Close Focus: The story behind the image.
“The old photographic adage that the most important piece of equipment is the nut that holds the camera is particularly true underwater. Not only are you the photographer, you are also the tripod, transport and hide. This places sizeable demands on your diving abilities. Probably the most fundamental advice in these pages is to dive for your pictures, not just take photos while you dive. Make photography the purpose of your diving and you are on the right track to excellence.” from Underwater Photography Masterclass by Alex Mustard
Rig Diver – Alex Mustard
Underwater photographers talk much more about gear and settings than they do about the planning, preparation and dedication that is perhaps even more important in producing memorable images. The aim of this new series of articles is to redress the balance and go beyond the camera-speak and reveal what’s required to produce outstanding images when diving.
Great underwater images often rely on good fortune, but rarely happen by accident. Those special shots often start with decision made weeks or months earlier. They almost always require diving to be focused on photography, so that plans can be changed and opportunities can be given the time they deserve. My photo shows a cormorant hunting chub mackerel beneath an oil rig, in 700 feet of water in the Pacific Ocean, off Los Angeles.
Although my main focus for visiting California was to shoot the kelp forests of the Channel Islands, I definitely wanted to dive the rigs. Initially this was just for the very unusual experience of being allowed to dive beneath a working oil rig. But as I studied other photographers’ photos from the site, this soon turned to a strong photographic lust! I will always spend time looking at other photographers images prior to visiting a new locations, and try and think about the opportunities and challenges, so I am ready as possible for the shoot.
One thing that struck me was that in some images the legs of the rig were packed with schooling fish and a few messenger chats with SoCal friends revealed this tended to be seasonal event. So I planned my trip for September, to catch hopefully the best conditions on the rigs and the kelp. And headed out to shoot the rigs with locals Todd Winner, Brook Peterson and Michael Zeigler.

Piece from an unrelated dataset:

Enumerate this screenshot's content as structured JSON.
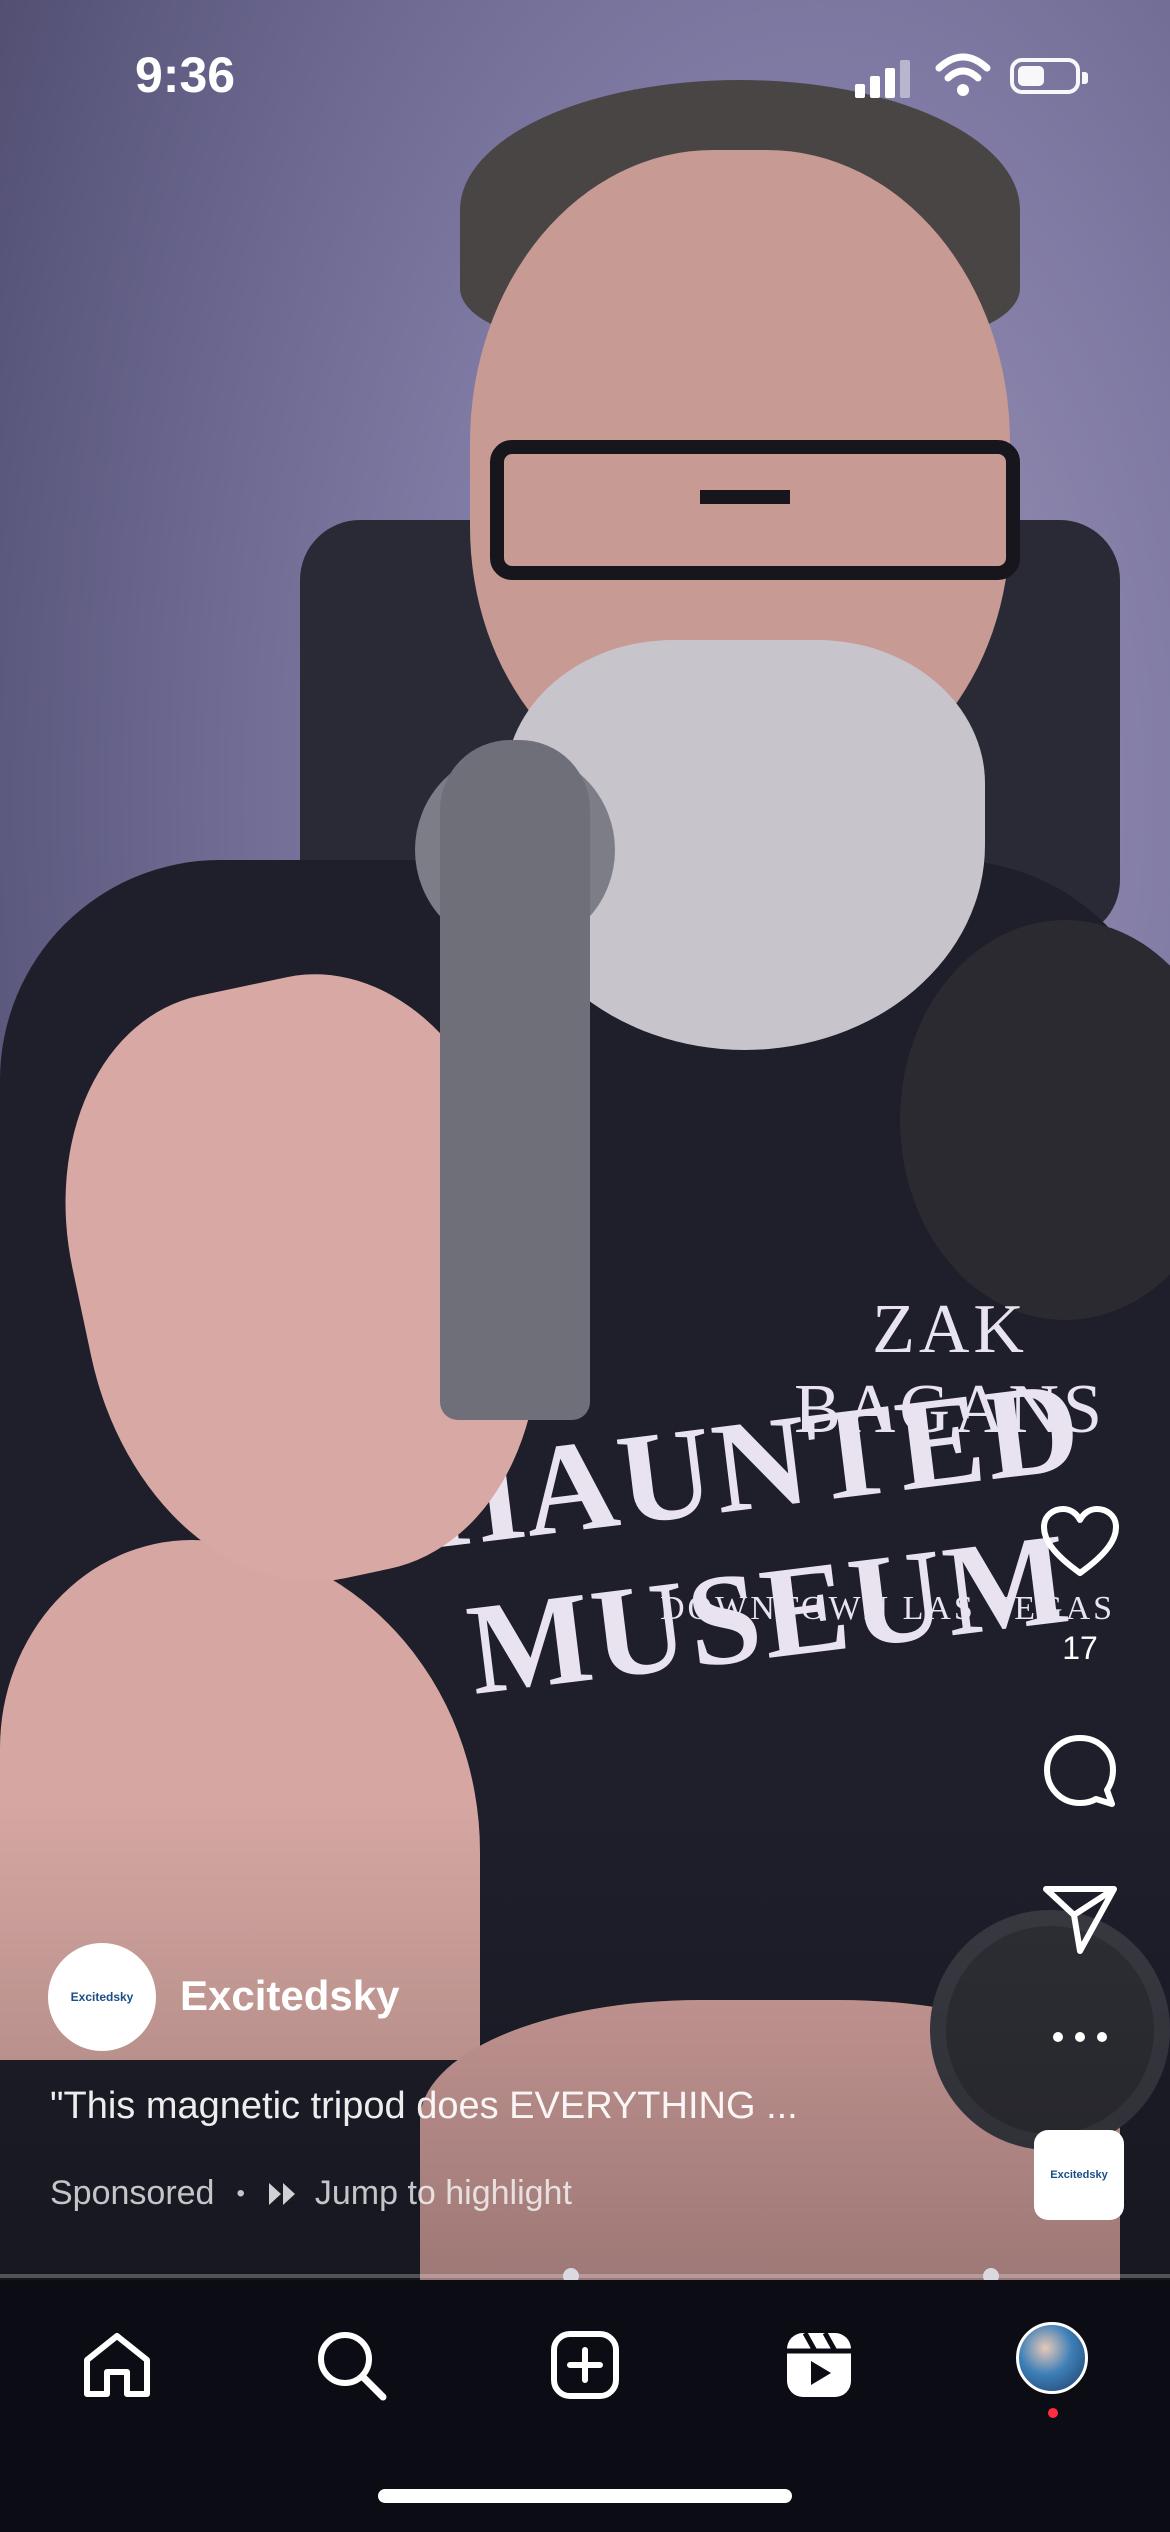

Initially, we only planned a brief visit to the rig, so that I could cross it off the dive bucket list, but it was obvious after our first dive that we had caught great conditions and big schools and we ended up making 6 dives there.
The schools themselves were beautiful as they weaved between the legs of the rig, but I felt that an image of a predator splintering the fish would be more dynamic. Pictures that capture a very specific moment of action or gesture are especially compelling.

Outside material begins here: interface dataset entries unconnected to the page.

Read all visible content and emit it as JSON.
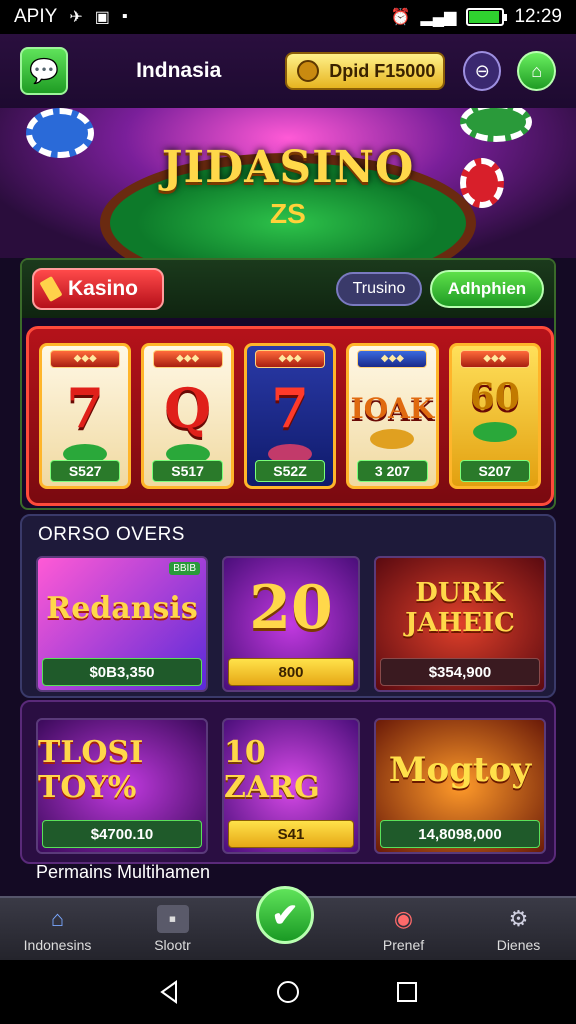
{
  "status_bar": {
    "carrier": "APIY",
    "time": "12:29"
  },
  "app_bar": {
    "region": "Indnasia",
    "balance": "Dpid F15000",
    "chat_icon": "chat-icon",
    "settings_icon": "settings-icon",
    "home_icon": "home-icon"
  },
  "hero": {
    "title": "JIDASINO",
    "emblem": "ZS"
  },
  "slot_panel": {
    "tabs": {
      "kasino": "Kasino",
      "trusino": "Trusino",
      "adhphien": "Adhphien"
    },
    "reels": [
      {
        "symbol": "7",
        "value": "S527"
      },
      {
        "symbol": "Q",
        "value": "S517"
      },
      {
        "symbol": "7",
        "value": "S52Z"
      },
      {
        "symbol": "IOAK",
        "value": "3 207"
      },
      {
        "symbol": "60",
        "value": "S207"
      }
    ]
  },
  "offers": {
    "title": "ORRSO OVERS",
    "cards": [
      {
        "name": "Redansis",
        "badge": "BBIB",
        "price": "$0B3,350"
      },
      {
        "name": "20",
        "price": "800"
      },
      {
        "name": "DURK JAHEIC",
        "price": "$354,900"
      }
    ]
  },
  "section2": {
    "cards": [
      {
        "name": "TLOSI TOY%",
        "price": "$4700.10"
      },
      {
        "name": "10 ZARG",
        "price": "S41"
      },
      {
        "name": "Mogtoy",
        "price": "14,8098,000"
      }
    ],
    "footer_label": "Permains Multihamen"
  },
  "bottom_nav": [
    {
      "label": "Indonesins",
      "icon": "house-icon"
    },
    {
      "label": "Slootr",
      "icon": "slot-icon"
    },
    {
      "label": "",
      "icon": "check-icon"
    },
    {
      "label": "Prenef",
      "icon": "target-icon"
    },
    {
      "label": "Dienes",
      "icon": "gear-icon"
    }
  ]
}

The two main predators that day were sea lions and cormorants and I shot both, although I focused on the birds because they were so remarkable in the water. I even watched one overtake and steal the fish that a sea lion had singled for a meal!
The final piece of the photographic puzzle was switching away from my fisheye lens. My first shots had caught the action, but the fisheye lens made all the legs of the rig bendy. Changing to the 20mm lens kept the legs straight and helped to tell this food chain story in this most unusual setting.
Award winning photographer Alex Mustard is an Associate Editor of Wetpixel, writes the monthly IMAGES Column in Sport Diver magazine and is the author of the popular book Underwater Photography Masterclass.